The Seabees lengthened an abandoned airstrip on Falalop Island to 1,200 yards, set up buoys to designate areas in the lagoon where ships could anchor, established a headquarters on Asor Island, and built a boat pool and 100-bed hospital on Sorlen Island.
The Navy also transferred Ulithi’s native population to one of the smaller islands, where they lived for the rest of the war.
Mogmog, the largest and most habitable island, became a badly needed haven for US troops. It had ball fields, a band stand, a chapel, and a 1,200-seat theater. There was also an ice cream barge that could make 500 gallons of ice cream in one shift. At its peak, the island hosted 20,000 men, with roughly 9,000 there on any given day.
The lagoon was Ulithi’s most valuable feature. Hundreds of ships, including entire carrier groups, anchored in its waters, alongside dozens of seaplanes. There they would be tended to by the small army of Navy engineers and logistics personnel assigned to Service Squadron 10.
Service Squadron 10 oversaw the rearming, resupplying, and repairing of Navy ships and aircraft, and otherwise supported the war effort’s logistical needs.
In all, the unit had over 400 vessels, including repair ships, tankers, floating dry docks, crane ships, desalination ships, tugs, floating barracks, and floating workshops.
The ships and sailors of Service Squadron 10 allowed the Navy to continue fighting across the vast Pacific expanse. They were called Nimitz’s “secret weapon.”
Ulithi became an extremely important base of operations. Any ship could be repaired — or mended enough to get back to a bigger base — and rearmed there and troops could rest and recuperate. Aircraft carriers moored there could continue launching rescue, reconnaissance, and bombing operations.
By the end of the war, Ulithi was the world’s largest naval facility, hosting as many as 617 vessels. The presence of so many ships also made Ulithi a target.
The Japanese repeatedly tried to attack it with aircraft, mini-subs, and even Kaiten manned torpedoes. On November 20, 1944, the Japanese sank the fleet oiler USS Mississinewa, killing some 63 sailors and officers.
On March 11, 1945, a long-range kamikaze plane struck the carrier USS Randolph, killing 25 men and wounding 106 more. Randolph was repaired at Ulithi and joined the invasion of Okinawa a month later.
Japan even sent its enormous plane-carrying I-400-class submarines to attack Ulithi. The subs were en route when Japan surrendered and had to return.
Ulithi was largely abandoned after the war, but the atoll is taking on new relevance as heightened tensions with China make another war in the Pacific more likely.
A forward base would be invaluable in such a conflict, especially since modern guided-missile warships cannot be rearmed while at sea.

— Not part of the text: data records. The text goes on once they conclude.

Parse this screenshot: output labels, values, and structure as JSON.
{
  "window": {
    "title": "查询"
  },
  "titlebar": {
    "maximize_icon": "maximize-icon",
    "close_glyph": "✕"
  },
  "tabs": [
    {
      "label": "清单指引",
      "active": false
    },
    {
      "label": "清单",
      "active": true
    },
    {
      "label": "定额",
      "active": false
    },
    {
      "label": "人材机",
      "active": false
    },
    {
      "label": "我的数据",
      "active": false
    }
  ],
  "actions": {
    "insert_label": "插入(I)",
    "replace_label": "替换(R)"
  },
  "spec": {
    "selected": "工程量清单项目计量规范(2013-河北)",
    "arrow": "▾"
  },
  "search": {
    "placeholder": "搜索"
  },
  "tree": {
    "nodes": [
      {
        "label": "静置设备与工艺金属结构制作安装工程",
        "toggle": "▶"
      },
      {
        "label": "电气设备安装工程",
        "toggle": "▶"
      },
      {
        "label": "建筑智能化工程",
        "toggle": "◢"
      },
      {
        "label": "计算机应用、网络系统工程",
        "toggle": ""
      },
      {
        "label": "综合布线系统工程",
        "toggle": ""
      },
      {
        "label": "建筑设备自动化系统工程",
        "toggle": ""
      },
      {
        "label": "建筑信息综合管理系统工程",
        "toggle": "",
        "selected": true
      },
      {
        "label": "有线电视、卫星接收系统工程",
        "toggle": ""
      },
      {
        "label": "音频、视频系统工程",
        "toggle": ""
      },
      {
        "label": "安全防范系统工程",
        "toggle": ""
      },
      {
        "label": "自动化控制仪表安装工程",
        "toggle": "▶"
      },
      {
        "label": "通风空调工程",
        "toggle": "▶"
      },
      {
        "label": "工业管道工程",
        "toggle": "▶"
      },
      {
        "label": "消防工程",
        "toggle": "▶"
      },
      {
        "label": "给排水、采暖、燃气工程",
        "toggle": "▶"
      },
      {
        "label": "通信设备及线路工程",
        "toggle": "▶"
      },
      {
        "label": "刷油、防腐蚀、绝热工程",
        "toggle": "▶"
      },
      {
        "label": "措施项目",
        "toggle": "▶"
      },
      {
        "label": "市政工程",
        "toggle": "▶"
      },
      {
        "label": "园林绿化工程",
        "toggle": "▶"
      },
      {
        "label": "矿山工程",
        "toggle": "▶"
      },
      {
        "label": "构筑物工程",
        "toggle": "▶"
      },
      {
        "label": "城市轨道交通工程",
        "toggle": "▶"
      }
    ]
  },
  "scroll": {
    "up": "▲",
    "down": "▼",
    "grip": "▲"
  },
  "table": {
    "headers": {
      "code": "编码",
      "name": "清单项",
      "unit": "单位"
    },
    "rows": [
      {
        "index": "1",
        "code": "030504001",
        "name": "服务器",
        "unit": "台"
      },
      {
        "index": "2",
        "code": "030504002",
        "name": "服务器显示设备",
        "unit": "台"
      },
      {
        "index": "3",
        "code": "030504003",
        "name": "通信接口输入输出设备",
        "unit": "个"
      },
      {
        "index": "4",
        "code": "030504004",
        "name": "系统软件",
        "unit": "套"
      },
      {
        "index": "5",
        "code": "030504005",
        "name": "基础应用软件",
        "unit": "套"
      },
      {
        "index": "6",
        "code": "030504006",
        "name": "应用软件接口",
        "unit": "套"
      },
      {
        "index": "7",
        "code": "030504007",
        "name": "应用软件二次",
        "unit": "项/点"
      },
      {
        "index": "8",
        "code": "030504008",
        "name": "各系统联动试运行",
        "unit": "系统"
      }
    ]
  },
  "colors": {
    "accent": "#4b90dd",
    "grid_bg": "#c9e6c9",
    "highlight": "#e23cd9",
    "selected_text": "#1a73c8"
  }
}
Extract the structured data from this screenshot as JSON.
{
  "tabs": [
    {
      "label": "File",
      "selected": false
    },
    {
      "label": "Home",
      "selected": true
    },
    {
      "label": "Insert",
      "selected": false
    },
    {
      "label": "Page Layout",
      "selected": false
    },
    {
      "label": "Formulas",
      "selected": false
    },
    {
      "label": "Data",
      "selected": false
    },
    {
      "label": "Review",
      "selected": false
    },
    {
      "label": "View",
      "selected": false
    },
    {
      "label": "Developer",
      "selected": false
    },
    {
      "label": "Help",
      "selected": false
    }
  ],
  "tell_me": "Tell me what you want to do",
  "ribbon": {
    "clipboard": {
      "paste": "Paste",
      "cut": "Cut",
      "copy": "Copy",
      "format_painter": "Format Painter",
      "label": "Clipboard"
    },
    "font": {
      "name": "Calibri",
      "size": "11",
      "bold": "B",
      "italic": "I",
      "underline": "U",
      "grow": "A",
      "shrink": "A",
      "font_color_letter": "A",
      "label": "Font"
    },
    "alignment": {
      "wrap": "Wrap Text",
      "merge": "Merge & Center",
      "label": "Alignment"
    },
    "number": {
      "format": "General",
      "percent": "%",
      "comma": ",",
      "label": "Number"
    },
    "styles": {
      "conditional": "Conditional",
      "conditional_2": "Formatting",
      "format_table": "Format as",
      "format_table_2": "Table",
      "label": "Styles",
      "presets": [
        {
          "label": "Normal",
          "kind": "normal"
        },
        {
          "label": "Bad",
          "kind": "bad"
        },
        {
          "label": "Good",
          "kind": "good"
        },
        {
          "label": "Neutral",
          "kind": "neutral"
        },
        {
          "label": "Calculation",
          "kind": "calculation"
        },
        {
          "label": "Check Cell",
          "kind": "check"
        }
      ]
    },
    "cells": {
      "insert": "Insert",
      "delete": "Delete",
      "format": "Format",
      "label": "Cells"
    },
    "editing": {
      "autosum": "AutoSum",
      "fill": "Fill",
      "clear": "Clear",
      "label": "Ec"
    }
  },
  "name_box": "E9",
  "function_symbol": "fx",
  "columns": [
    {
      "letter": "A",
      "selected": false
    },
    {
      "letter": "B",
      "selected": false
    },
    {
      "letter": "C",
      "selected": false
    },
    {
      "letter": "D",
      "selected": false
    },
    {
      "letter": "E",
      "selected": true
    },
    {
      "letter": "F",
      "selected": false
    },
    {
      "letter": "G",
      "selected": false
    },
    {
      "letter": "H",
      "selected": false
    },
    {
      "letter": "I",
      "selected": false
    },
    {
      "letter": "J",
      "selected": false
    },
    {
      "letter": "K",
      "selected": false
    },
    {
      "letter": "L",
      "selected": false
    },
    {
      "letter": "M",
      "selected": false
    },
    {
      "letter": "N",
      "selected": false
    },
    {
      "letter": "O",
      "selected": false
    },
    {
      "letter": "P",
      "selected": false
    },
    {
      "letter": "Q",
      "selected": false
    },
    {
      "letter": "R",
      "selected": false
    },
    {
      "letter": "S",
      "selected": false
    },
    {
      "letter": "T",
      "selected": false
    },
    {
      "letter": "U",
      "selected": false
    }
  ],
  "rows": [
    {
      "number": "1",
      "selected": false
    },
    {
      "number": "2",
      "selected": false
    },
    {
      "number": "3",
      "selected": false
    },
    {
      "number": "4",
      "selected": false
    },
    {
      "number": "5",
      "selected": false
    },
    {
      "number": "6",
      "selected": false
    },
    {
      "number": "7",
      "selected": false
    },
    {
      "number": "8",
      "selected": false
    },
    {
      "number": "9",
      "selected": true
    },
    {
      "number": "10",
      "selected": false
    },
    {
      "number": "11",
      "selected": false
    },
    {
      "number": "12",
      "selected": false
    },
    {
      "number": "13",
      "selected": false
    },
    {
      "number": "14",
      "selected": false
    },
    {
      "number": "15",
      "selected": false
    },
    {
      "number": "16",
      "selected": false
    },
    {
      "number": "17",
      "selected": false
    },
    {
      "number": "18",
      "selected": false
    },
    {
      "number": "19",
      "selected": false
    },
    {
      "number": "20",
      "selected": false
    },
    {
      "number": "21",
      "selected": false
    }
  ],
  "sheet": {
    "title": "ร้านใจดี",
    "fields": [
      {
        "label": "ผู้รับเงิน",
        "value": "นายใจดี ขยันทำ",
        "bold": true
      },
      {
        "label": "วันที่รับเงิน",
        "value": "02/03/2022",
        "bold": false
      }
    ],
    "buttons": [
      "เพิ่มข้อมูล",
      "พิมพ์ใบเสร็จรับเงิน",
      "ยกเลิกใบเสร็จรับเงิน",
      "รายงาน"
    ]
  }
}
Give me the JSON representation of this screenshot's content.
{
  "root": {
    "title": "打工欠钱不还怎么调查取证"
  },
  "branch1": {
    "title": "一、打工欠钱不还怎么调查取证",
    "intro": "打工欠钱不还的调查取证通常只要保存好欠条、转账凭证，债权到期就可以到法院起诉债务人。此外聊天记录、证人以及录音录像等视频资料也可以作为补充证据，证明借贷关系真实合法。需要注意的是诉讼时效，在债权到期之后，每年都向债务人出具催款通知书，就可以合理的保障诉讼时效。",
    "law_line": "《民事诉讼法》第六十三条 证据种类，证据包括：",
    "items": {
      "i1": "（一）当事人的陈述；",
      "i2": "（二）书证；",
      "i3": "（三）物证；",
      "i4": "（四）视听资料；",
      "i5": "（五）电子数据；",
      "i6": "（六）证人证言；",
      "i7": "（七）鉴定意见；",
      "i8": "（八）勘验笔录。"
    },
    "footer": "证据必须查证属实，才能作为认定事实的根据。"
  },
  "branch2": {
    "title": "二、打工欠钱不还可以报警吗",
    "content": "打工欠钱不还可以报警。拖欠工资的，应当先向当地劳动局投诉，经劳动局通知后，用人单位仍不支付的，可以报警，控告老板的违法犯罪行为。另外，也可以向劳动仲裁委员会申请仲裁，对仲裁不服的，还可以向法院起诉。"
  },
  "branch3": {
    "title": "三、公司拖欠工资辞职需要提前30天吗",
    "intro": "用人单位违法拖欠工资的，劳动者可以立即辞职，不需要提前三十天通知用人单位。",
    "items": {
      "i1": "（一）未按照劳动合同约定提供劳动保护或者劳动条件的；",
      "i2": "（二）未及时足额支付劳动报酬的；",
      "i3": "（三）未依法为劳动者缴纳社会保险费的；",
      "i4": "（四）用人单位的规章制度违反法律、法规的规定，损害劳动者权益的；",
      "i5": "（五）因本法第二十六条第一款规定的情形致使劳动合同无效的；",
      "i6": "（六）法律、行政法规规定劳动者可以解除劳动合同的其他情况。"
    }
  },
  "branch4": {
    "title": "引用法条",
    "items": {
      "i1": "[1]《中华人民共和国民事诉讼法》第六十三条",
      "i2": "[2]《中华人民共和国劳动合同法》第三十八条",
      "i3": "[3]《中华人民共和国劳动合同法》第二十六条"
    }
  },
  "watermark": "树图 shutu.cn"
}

The need for such a base is compounded by the fact that the US Navy would likely struggle to repair warships damaged in battle with great-power rivals like China or Russia, according to a Government Accountability Office report released last year.
The complexity of modern warship design coupled with US divestment of naval repair assets and the closure of many public shipyards after the Cold War make fixing battle-damaged ships more challenging.
The US Navy is already struggling with a repair backlog. Its surface ships currently face roughly 4,200 days of maintenance delays — effectively reducing the fleet by about 10 ships a year, Navy officials said this month.
With China continuing to build ships, expand the reach of its missile arsenal, and muster industrial capacity three times that of the US, the Navy would need every advantage it could get.